View a list of trailhead quotas.

Winter Permits

Wilderness permits are required in winter (November–April) but are available on a self-registration basis. No reservations are necessary. During winter, self-register for permits at any normal permit-issuing station. View locations and hours for self-registration and bear-proof canister rentals. For trips beginning at Badger Pass Ski Area, you must get your permit at the Badger Pass Ranger Station (“A-frame”).

Planning Your Wilderness Trip

Please plan your trip before you make a reservation. Park rangers will not plan your trip for you.

It is your responsibility to research trails and trail conditions to decide which trip is right for you and your group. You may encounter snowy conditions and dangerous river crossings well into the summer months.

Before you make a reservation, please have the following information available: name the permit will be under, mailing address, daytime telephone number, number of people, number of stock (horses, mules, llamas), start and end dates, beginning and ending trailheads, principal destination (to help clarify trailhead). View trailhead information.

Make a Reservation

The reservation office is open mid-November through end of September and accepts reservations for trips from May through October. You can make reservations online.

Reservations are not necessary for trips during November through April, but permits are still required via self-registration.
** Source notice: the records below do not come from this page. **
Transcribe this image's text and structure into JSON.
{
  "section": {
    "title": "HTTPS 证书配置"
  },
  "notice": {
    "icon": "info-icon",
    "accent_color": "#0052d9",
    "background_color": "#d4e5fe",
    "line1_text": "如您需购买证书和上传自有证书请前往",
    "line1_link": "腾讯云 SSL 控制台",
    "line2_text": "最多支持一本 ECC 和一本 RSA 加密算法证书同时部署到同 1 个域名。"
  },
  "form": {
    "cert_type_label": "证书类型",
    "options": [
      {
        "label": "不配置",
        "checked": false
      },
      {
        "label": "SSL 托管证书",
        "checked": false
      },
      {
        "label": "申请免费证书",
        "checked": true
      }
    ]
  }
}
Reserve online. Use the link below to begin the online application process. The online form is structured similar to the fax form — you will be able to list three options for your trip but only one will be granted. You will be notified of the results within two full business days. If you do not hear from us within that time, please contact us. If your reservation is granted, you will receive an email notification requesting the processing fee payment via a secure online platform. You have 48 hours to pay for your reservation. Denied requests will not be charged.

Click here to view the Wilderness Permit Request Form.
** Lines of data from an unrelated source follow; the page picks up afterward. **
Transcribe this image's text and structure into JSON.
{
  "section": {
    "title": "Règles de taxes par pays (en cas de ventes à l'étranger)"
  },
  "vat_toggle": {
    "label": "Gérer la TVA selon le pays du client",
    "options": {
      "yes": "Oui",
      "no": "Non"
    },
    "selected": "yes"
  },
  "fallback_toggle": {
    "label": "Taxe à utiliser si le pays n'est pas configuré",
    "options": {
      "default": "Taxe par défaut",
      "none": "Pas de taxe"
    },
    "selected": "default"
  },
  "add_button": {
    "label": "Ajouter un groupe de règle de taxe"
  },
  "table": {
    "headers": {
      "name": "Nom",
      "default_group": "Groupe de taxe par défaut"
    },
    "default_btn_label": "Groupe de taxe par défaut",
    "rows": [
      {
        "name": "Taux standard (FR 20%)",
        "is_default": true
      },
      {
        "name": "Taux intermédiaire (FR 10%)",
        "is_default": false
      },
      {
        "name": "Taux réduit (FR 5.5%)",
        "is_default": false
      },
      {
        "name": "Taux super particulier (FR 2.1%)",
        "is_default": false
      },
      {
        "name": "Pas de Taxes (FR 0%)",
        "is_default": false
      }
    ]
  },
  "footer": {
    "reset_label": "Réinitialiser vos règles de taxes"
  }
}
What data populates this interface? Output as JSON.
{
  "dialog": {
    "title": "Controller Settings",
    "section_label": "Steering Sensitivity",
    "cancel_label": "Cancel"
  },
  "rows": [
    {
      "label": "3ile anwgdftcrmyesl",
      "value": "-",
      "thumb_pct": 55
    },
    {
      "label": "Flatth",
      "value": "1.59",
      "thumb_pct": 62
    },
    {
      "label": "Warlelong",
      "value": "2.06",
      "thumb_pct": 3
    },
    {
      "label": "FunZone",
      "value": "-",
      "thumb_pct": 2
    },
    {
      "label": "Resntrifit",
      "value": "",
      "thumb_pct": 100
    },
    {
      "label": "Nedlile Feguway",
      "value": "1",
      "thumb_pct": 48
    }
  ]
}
If you are visually impaired, a reservation assistant is available to help you complete this form. Please email wildres@yosemite.org with the subject line “Assistance Desired.” In the body of the email include your name, contact information, and the best time of day to reach you. Please allow one full business day for a reservation assistant to contact you.

John Muir Trail hikers: If you are flexible on the start date for your trip, you may now submit one application for a longer range of dates by use of the JMT rolling lottery application. This form should be used by anyone requesting a backpacking permit to hike from Yosemite outside the park boundary over Donohue Pass, primarily John Muir Trail hikers.

Click here to view the JMT Rolling Lottery Application.

Note: In 2015, the National Park Service began enforcing an exit quota for backpackers exiting Yosemite over Donohue Pass. For more information, please visit the Yosemite National Park page on wilderness permits for JMT hikers.

Reservation Changes

If space is available within the same season, you may request to change your existing reservation date or trailhead for an additional processing fee of $5. If you have questions regarding your reservation or you would like to make changes to an existing reservation, please use this form to get in touch.

First-Come, First-Served Permits

Permits are also available at any permit-issuing station starting one day prior to the beginning of your hike. View permit station details.

All wilderness permits must be picked up in person by a member of the hiking group. Priority for permits for a particular trailhead is given to the closest permit-issuing station, though it is possible to obtain a permit for any trailhead at any permit-issuing station. This mainly affects the most popular trailheads that fill up quickly each morning, such as Little Yosemite Valley trailheads, Lyell Canyon and Cathedral Lakes, among others. Though popular trailheads may fill, there is always space available on other trailheads in the park. View a list of trailheads and permit stations.